- STUDY MATERIAL:
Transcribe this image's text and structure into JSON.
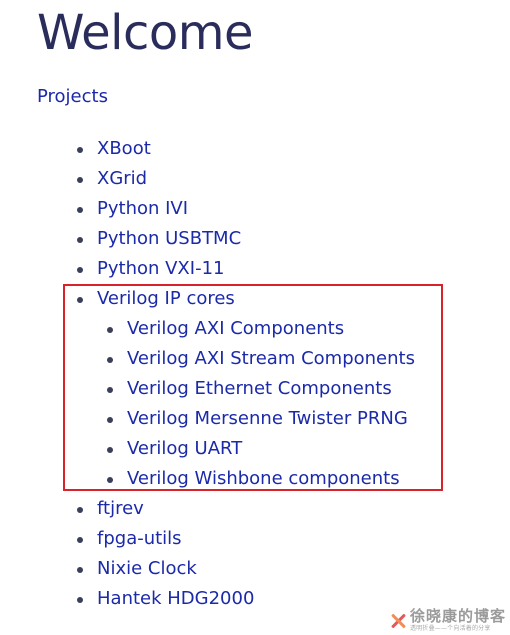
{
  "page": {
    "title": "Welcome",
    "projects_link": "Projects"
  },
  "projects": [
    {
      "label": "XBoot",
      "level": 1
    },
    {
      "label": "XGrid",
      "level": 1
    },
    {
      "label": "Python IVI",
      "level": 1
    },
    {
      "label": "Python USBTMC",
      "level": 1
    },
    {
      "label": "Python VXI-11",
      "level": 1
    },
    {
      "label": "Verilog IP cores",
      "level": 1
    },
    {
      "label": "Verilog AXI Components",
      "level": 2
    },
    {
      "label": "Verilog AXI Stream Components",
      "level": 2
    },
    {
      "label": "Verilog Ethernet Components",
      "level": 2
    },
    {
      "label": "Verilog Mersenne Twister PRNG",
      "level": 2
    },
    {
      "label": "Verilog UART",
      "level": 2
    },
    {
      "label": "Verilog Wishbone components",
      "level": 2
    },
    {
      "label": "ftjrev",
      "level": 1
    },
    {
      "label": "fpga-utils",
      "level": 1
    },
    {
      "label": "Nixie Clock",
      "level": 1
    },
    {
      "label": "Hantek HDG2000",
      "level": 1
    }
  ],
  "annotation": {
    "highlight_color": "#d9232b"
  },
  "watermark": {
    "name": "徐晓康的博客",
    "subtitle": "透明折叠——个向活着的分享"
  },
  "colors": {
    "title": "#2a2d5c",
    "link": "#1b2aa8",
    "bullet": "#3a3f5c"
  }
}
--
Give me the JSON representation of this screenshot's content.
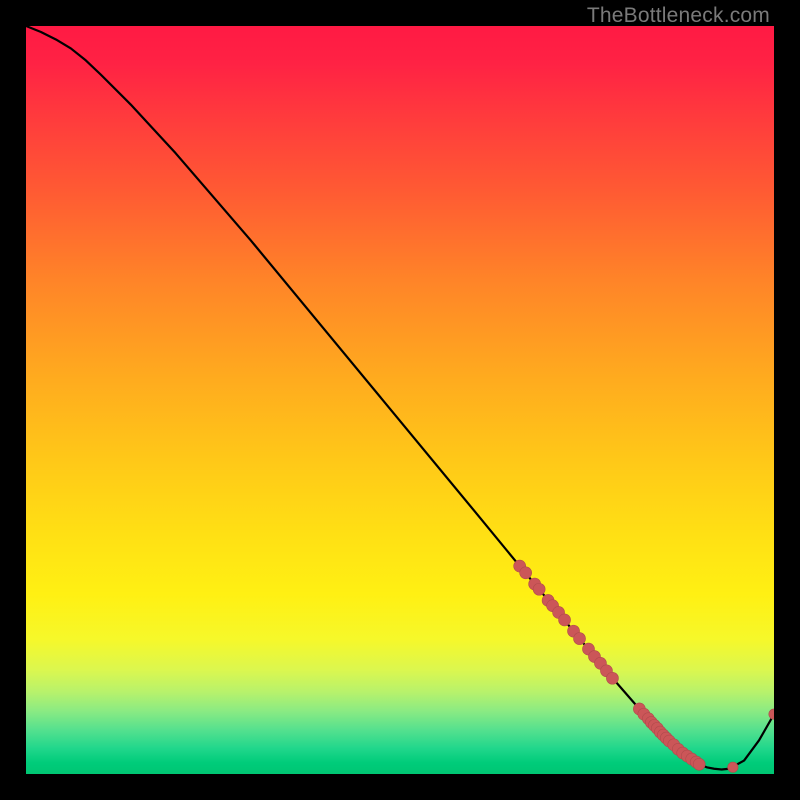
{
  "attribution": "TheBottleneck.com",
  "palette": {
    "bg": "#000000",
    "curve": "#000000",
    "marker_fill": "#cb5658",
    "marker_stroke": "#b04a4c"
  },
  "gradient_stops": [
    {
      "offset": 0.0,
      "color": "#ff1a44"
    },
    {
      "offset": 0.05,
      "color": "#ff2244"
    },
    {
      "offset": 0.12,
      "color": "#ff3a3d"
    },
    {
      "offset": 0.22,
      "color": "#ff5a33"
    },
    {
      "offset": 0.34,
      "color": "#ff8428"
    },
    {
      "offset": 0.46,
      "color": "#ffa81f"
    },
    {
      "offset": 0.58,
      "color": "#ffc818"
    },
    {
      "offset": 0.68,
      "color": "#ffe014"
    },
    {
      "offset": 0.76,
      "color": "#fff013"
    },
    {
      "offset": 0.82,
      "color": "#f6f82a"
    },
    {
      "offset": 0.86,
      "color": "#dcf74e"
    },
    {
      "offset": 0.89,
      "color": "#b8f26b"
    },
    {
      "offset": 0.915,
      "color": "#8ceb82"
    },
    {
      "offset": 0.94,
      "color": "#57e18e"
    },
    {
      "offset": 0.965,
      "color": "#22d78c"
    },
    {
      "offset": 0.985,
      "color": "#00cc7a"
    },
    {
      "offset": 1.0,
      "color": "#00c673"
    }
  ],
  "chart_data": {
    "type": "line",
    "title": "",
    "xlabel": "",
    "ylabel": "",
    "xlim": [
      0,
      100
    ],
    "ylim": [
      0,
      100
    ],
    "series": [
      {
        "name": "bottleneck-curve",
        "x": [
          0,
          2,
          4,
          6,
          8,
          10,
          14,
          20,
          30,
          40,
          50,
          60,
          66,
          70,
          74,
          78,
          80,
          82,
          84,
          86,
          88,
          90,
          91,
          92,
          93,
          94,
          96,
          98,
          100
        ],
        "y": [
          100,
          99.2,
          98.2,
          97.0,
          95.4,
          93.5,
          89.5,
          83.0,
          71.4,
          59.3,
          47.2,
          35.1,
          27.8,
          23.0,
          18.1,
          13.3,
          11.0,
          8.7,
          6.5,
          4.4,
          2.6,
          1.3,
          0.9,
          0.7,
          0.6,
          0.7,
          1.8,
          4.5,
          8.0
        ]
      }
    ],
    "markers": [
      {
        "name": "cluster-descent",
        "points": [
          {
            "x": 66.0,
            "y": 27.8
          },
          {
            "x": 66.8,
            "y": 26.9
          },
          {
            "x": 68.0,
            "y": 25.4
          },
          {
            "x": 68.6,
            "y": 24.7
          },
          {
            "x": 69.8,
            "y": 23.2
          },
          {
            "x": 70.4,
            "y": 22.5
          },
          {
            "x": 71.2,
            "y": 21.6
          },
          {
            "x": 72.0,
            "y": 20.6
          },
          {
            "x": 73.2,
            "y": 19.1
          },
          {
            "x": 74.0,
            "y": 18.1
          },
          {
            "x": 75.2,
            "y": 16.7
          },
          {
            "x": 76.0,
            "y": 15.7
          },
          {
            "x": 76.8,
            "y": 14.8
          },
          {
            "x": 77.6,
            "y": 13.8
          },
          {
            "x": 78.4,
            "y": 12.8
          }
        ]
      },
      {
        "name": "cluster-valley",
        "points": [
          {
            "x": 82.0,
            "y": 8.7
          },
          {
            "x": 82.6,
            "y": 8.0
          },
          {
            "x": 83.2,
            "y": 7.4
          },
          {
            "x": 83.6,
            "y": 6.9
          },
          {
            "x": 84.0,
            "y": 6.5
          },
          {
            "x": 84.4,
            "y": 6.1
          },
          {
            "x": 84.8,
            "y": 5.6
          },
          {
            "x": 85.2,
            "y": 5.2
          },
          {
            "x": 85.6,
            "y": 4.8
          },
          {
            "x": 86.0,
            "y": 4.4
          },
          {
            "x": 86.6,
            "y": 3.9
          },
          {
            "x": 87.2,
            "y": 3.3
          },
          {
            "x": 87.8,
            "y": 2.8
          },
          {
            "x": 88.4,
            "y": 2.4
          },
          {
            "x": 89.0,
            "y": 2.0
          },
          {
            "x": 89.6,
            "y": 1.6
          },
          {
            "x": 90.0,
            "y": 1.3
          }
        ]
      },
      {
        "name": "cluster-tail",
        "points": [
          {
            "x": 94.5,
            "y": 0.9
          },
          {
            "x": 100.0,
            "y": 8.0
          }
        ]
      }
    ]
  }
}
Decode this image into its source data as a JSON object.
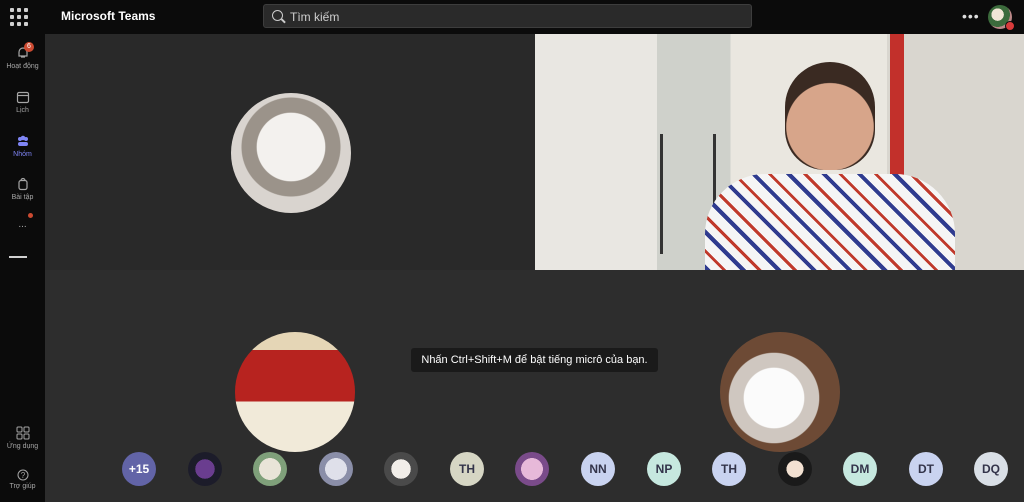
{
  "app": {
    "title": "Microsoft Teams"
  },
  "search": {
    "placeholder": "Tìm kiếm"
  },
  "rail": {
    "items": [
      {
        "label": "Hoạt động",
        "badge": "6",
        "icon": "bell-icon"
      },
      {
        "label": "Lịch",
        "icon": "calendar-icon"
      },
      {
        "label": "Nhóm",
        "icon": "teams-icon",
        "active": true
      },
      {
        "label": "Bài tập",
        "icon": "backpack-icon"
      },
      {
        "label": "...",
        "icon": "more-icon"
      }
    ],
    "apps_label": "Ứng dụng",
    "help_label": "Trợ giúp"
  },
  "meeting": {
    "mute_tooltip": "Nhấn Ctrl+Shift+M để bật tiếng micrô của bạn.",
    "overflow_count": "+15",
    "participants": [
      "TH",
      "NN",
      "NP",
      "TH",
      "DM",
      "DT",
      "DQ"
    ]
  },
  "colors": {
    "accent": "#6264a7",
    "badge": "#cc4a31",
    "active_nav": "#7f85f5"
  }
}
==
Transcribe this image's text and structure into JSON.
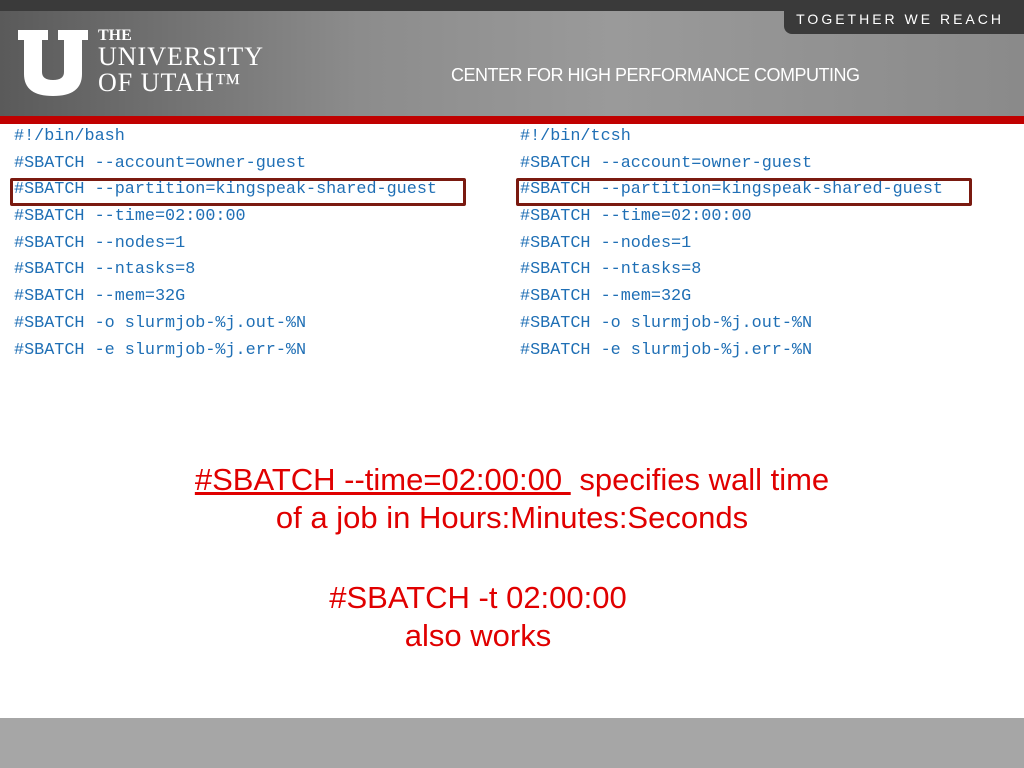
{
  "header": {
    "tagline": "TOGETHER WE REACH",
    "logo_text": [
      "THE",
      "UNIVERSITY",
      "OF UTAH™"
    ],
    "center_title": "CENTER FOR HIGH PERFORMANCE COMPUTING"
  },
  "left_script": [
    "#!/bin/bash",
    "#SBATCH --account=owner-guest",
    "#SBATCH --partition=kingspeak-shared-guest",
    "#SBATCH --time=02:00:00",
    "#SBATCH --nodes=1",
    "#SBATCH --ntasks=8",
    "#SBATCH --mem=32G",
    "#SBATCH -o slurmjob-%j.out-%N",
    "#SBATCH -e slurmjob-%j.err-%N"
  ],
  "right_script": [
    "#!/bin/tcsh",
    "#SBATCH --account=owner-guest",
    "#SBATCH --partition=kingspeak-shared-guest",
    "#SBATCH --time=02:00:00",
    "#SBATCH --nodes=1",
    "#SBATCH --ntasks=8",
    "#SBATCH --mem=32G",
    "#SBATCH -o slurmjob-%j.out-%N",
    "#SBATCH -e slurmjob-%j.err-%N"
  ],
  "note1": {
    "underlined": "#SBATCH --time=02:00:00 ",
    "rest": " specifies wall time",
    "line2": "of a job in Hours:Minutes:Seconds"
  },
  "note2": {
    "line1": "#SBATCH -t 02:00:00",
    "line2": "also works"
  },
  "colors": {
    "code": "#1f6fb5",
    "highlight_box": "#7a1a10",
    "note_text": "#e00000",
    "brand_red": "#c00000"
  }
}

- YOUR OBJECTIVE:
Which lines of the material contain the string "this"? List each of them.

- ANSWER TO THE PROBLEM:
Transcribe this image's text and structure into JSON.
Give me the JSON representation of this screenshot's content.
Decode this image into its source data as a JSON object.
Transcribe this image's text and structure into JSON.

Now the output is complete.